Corrective lenses are used to correct refractive errors by bending the light entering the eye in order to alleviate the effects of conditions such as nearsightedness (myopia), farsightedness (Hypermetropia) or astigmatism. The ability of one's eyes to accommodate their focus to near and distant focus alters over time. Also, few people have eyes that show exactly equal refractive characteristics; one may need a "stronger", (i.e. more refracting), lens than the other. A common condition in people over forty years old is presbyopia, which is caused by the eye's crystalline lens losing elasticity, progressively reducing the ability of the lens to accommodate (i.e. to focus on objects close to the eye). Corrective lenses, to bring the image back into focus on the retina, are made to conform to the prescription of an ophthalmologist or optometrist. A lensmeter can be used to verify the specifications of an existing pair of glasses. Corrective eyeglasses can significantly improve the life quality of the wearer. Not only do they enhance the wearer's visual experience, but can also reduce problems that result from eye strain, such as headaches or squinting.
Pinhole glasses are a type of corrective glasses that do not use a lens. Pinhole glasses do not actually refract the light or change focal length. Instead, they create a diffraction limited system, which has an increased depth of field, similar to using a small aperture in photography. This form of correction has many limitations that prevent it from gaining popularity in everyday use. Pinhole glasses can be made in a DIY fashion by making small holes in a piece of card which is then held in front of the eyes with a strap or cardboard arms.
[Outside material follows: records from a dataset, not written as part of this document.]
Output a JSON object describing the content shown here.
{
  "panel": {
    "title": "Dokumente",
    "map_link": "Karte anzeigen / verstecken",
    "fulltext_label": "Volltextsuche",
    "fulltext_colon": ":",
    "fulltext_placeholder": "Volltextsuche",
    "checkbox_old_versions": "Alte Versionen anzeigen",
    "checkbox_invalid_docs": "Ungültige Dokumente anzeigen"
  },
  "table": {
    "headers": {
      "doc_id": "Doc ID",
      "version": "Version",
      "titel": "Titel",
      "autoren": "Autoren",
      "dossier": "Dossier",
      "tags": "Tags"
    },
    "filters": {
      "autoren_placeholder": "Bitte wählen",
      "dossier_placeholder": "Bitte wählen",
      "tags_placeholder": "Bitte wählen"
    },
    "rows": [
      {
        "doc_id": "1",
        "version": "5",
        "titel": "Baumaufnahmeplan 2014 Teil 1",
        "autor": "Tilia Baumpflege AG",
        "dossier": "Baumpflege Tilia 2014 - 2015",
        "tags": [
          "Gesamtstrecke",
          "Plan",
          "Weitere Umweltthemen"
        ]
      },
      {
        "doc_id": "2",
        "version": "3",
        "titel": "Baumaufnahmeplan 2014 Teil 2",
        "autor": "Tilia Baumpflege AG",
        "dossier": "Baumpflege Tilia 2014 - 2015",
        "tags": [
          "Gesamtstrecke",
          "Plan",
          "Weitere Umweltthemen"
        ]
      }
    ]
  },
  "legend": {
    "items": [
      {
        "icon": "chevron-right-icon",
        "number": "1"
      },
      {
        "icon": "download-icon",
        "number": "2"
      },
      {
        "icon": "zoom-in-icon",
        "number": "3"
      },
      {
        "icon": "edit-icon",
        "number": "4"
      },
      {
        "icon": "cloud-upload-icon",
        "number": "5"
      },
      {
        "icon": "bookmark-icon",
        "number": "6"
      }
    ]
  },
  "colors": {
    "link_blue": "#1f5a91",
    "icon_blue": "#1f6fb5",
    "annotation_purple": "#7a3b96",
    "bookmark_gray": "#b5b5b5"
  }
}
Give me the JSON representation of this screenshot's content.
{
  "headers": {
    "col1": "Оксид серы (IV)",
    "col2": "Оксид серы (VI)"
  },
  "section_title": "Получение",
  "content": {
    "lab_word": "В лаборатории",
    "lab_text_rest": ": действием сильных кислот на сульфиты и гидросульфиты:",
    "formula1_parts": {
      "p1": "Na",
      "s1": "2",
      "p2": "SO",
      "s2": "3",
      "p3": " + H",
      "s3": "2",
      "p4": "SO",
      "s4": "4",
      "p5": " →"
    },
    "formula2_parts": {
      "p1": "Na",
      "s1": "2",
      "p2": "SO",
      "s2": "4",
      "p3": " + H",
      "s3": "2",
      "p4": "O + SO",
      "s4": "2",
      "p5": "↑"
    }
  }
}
The most common type of corrective lens is "single vision", which has a uniform refractive index. For people with presbyopia and hyperopia, bifocal and trifocal glasses provide two or three different refractive indices, respectively, and progressive lenses have a continuous gradient. Reading glasses provide a separate set of glasses for focusing on close-by objects. Reading glasses are available without prescription from drugstores, and offer a cheap, practical solution, though these have two simple lenses of equal power, so will not correct refraction problems like astigmatism or refractive or prismatic variations between the left and right eye. For total correction of the individual's sight, glasses complying to a recent ophthalmic prescription are required. Adjustable-focus eyeglasses might be used to replace bifocals or trifocals, or might be used to produce cheaper single-vision glasses (since they don't have to be custom-manufactured for every person).